Sen. Kevin Parker, chair of the chamber’s Energy Committee, said the budget will include a landmark shift to how new renewable projects get sited – and the process will be overseen by the Department of State.

Gov. Andrew Cuomo pushed to rewrite the permitting process for large-scale wind and solar projects, which have faced delays and drawn-out battles under the Article 10 process he signed into law in 2011. The final deal is set to mirror Cuomo’s plan in substance, although he wanted Empire State Development to oversee the new siting office. It will include provisions to identify shovel-ready sites and changes to transmission siting.

The deal includes a requirement for community benefit agreements for local governments, according to two sources familiar with the agreement, but not other major concessions. Municipalities raised significant concerns about the proposal because it strips away local control of some smaller projects and limits their input compared to Article 10.

“I don’t think they’re going to be very happy,” Parker said of local governments. “It was a tough decision but I think ultimately for us to get where we need to get to, you couldn’t have 217 local governments making decisions on siting clean energy projects.”

Parker said his concerns about a potentially outsized role for the New York Power Authority had been addressed.
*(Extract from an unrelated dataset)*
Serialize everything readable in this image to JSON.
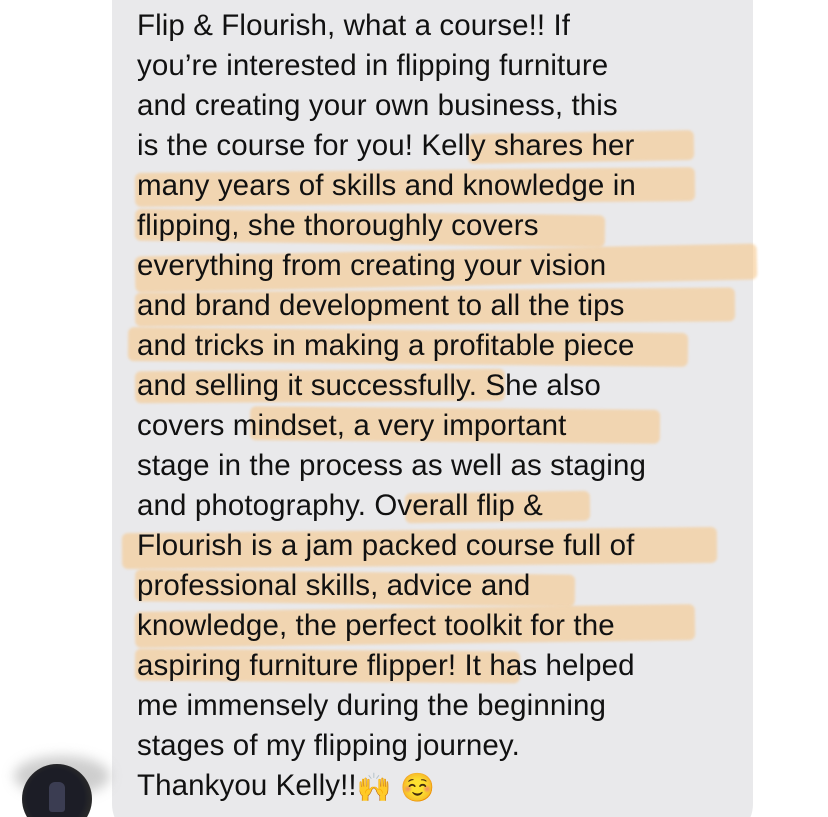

Changes to transmission siting are also included, Parker said.

Environmental advocates who pushed the siting plan were pleased it appears to be included. Changes will help speed achievement of the state’s climate goals, said New York League of Conservation Voters’ Julie Tighe.

“We know that as the economy starts moving and we try to get people out in jobs, this is an area where we can help communities, where we can get people to work at green jobs and we can start tackling climate change,” she said. “We know that Article 10 has been broken and it needs to work better if we’re going to meet our goals.”

The details are expected in budget bills that have not yet been released.